··· Extracted entries

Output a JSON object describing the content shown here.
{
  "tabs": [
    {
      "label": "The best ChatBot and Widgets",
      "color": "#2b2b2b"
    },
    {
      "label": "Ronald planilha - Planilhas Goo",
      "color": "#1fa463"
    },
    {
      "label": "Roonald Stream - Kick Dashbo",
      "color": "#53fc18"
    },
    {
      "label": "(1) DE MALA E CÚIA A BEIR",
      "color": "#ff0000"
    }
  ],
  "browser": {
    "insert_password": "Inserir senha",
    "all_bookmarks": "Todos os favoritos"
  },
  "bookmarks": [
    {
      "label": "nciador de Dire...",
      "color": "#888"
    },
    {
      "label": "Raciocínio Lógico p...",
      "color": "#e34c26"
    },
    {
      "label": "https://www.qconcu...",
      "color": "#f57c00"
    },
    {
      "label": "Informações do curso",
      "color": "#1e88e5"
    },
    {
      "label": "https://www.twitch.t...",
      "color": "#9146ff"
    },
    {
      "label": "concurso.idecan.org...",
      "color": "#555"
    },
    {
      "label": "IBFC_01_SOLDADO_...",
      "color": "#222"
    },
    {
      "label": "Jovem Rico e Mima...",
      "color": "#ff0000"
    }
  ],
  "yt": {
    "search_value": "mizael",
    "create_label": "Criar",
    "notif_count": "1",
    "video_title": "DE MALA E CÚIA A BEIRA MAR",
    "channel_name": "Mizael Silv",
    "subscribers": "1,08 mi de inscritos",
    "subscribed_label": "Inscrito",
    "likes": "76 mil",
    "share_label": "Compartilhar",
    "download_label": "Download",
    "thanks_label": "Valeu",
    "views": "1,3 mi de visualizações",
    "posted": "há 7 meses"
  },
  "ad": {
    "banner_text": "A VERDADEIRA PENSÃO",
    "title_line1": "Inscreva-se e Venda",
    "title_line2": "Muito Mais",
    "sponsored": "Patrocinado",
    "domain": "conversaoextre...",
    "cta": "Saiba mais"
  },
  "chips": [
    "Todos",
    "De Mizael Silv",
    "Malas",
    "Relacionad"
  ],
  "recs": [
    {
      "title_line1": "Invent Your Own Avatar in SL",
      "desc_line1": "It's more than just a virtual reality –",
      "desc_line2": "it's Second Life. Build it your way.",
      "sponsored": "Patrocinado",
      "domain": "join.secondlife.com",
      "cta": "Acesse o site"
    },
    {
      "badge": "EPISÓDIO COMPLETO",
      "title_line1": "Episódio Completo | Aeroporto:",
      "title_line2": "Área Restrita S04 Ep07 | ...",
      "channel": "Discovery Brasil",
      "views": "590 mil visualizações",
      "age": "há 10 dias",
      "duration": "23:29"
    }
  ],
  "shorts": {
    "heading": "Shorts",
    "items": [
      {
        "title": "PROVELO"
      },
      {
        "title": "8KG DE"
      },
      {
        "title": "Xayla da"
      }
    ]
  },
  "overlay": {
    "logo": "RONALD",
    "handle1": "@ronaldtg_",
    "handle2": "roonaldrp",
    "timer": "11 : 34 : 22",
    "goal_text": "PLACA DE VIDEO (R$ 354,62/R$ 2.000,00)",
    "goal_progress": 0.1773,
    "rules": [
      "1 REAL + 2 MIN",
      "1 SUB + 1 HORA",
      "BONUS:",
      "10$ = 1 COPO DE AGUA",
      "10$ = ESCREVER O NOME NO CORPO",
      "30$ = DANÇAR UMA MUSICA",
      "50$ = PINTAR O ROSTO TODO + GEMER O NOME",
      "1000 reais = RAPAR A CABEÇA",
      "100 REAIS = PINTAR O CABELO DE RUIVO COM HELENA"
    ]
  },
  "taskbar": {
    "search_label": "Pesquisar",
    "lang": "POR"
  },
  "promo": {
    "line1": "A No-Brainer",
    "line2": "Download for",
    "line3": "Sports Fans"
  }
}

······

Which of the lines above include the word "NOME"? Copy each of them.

      "10$ = ESCREVER O NOME NO CORPO",
      "50$ = PINTAR O ROSTO TODO + GEMER O NOME",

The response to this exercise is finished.